How tight do the windows and doors seal on the home that you are viewing? Double pane windows that seal tightly are a plus. Also check sliding glass doors for tight fits. Leaky windows and doors can result in higher energy costs. Rope caulk, which is removable caulking, can be purchased from a local hardware store and be used to compensate for air leaks around windows.

Water Heating
Consider the type of water heater that your home uses. Electric water heaters use approximately $30 of kilowatts per month and are typically a large portion of your bill. You could have the homeowner adjust the temperature on your water heater to partially lower this cost. A temperature setting of 125 degrees Fahrenheit is recommended for a water heater.

Other Equipment
Some rental properties may have other equipment to consider in your costs. A home that uses a well pump has an additional cost that adds to your power bill. Pools or hot tubs that may be part of a rental property can also add more expense to your monthly bill. Remember to consider all of the electrical equipment in a home when planning your budget.


Houses


Here are a few things to consider when choosing a rental home:

Heating and Cooling System
What type of heating and cooling system does the home have? The type of system that the home has, typically determines the type of electric bills that you might expect. You can expect a higher winter time electric bill in a home with a heat pump, than in a home with a gas furnace.

Age of Units
How old is the home that you are considering, and more importantly, how old are the appliances and heating and cooling systems. The average life span of most heating and cooling systems is 15 years. As HVAC systems and appliances age, they lose their efficiency resulting in higher costs. Insulation and caulking also loose efficiency over time, so take the time to look at these items as well. Take a quick look in the attic. If the tops of the ceiling joists or bare ceiling areas are visible, then the insulation is not up to standards, and could result in higher heating and cooling costs for the home. If the home is on a crawlspace take a quick look to make sure that the home has insulation in the floor over the crawlspace. Also check to see that caulking around the windows and doors is in good shape.

Orientation of the Home
A home that faces the east or the west will experience higher temperature increases during the day, throughout the summer months, than units that face north or south. This may result in higher cost for east-west facing units that for others. Also, homes that are shaded during the hottest parts of the day by trees will have lower cooling costs during the summer.

Windows and Doors
How tight do the windows and doors seal on the home that you are viewing? Double pane windows that seal tightly are a plus. Also check sliding glass doors for tight fits. Leaky windows and doors can result in higher energy costs. Rope caulk, which is removable caulking, can be purchased from a local hardware store and be used to compensate for air leaks around windows.

Water Heating
Consider the type of water heater that your home uses. Electric water heaters use approximately $30 of kilowatts per month and are typically a large portion of your bill. You could have the homeowner adjust the temperature on your water heater to partially lower this cost.
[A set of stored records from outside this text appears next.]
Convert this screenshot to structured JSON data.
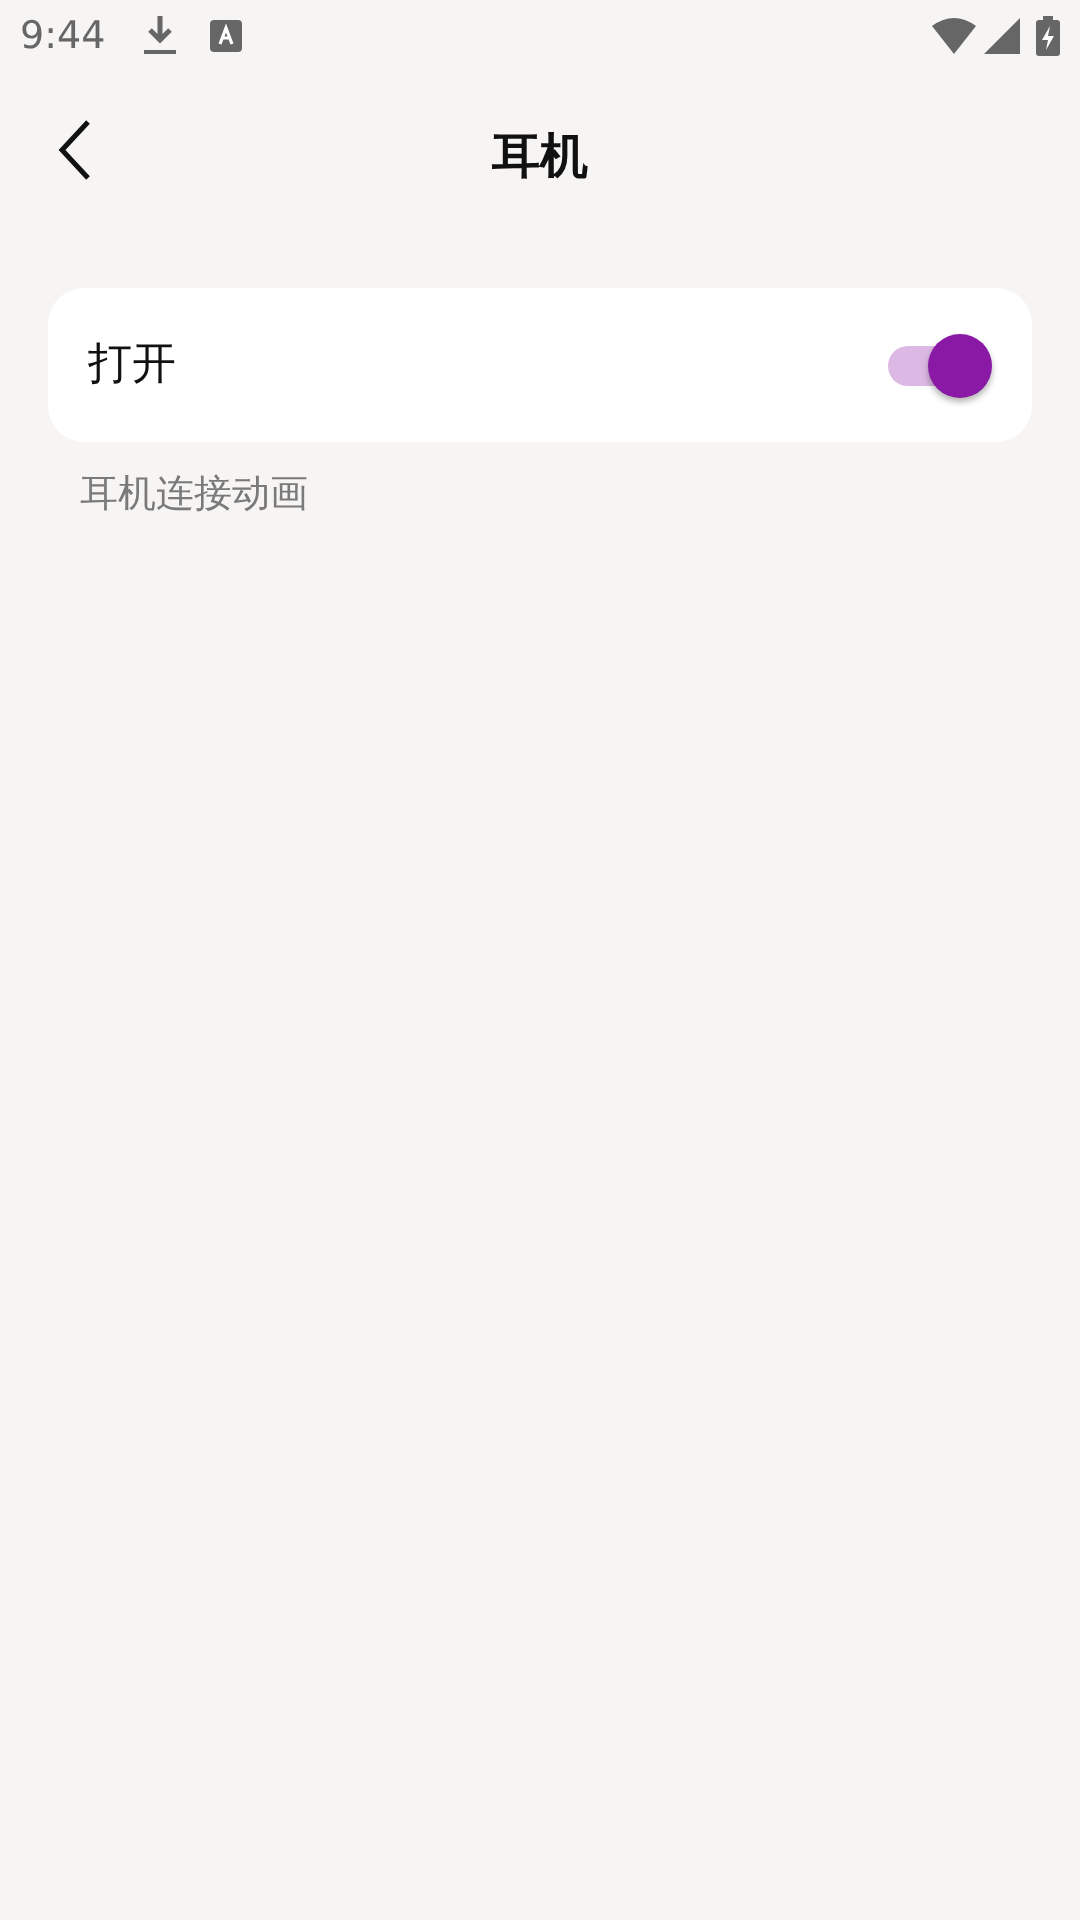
{
  "status_bar": {
    "time": "9:44"
  },
  "header": {
    "title": "耳机"
  },
  "setting": {
    "label": "打开",
    "on": true
  },
  "description": "耳机连接动画"
}
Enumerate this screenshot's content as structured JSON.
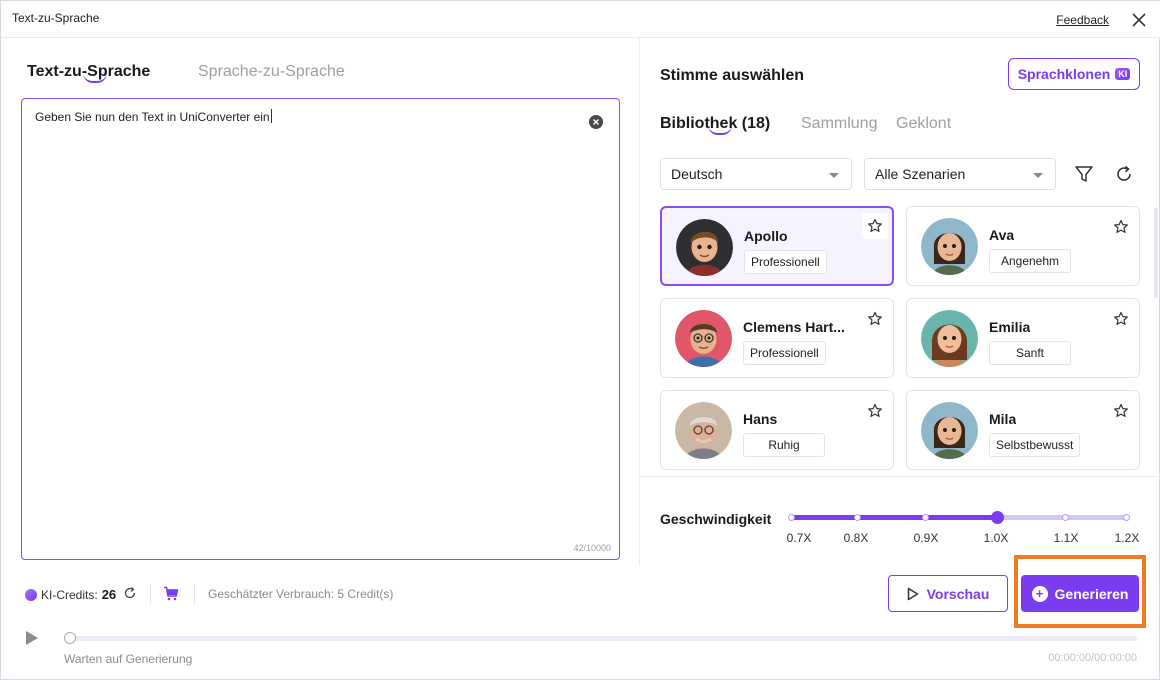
{
  "window": {
    "title": "Text-zu-Sprache",
    "feedback": "Feedback"
  },
  "left": {
    "tabs": [
      {
        "label": "Text-zu-Sprache",
        "active": true
      },
      {
        "label": "Sprache-zu-Sprache",
        "active": false
      }
    ],
    "editor": {
      "text": "Geben Sie nun den Text in UniConverter ein",
      "counter": "42/10000"
    }
  },
  "right": {
    "heading": "Stimme auswählen",
    "clone_button": "Sprachklonen",
    "clone_badge": "KI",
    "library_tabs": [
      {
        "label": "Bibliothek (18)",
        "active": true
      },
      {
        "label": "Sammlung",
        "active": false
      },
      {
        "label": "Geklont",
        "active": false
      }
    ],
    "language_select": "Deutsch",
    "scenario_select": "Alle Szenarien",
    "voices": [
      {
        "name": "Apollo",
        "tag": "Professionell",
        "selected": true
      },
      {
        "name": "Ava",
        "tag": "Angenehm",
        "selected": false
      },
      {
        "name": "Clemens Hart...",
        "tag": "Professionell",
        "selected": false
      },
      {
        "name": "Emilia",
        "tag": "Sanft",
        "selected": false
      },
      {
        "name": "Hans",
        "tag": "Ruhig",
        "selected": false
      },
      {
        "name": "Mila",
        "tag": "Selbstbewusst",
        "selected": false
      }
    ],
    "speed": {
      "label": "Geschwindigkeit",
      "ticks": [
        "0.7X",
        "0.8X",
        "0.9X",
        "1.0X",
        "1.1X",
        "1.2X"
      ],
      "selected_value": "1.0X"
    }
  },
  "bottom": {
    "credits_label": "KI-Credits:",
    "credits_value": "26",
    "estimate": "Geschätzter Verbrauch: 5 Credit(s)",
    "preview_button": "Vorschau",
    "generate_button": "Generieren",
    "status": "Warten auf Generierung",
    "time": "00:00:00/00:00:00"
  },
  "colors": {
    "accent": "#7b3cf0",
    "highlight": "#f47b20"
  }
}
A temperature setting of 125 degrees Fahrenheit is recommended for a water heater.

Other Equipment
Some rental properties may have other equipment to consider in your costs. A home that uses a well pump has an additional cost that adds to your power bill. Pools or hot tubs that may be part of a rental property can also add more expense to your monthly bill. Remember to consider all of the electrical equipment in a home when planning your budget.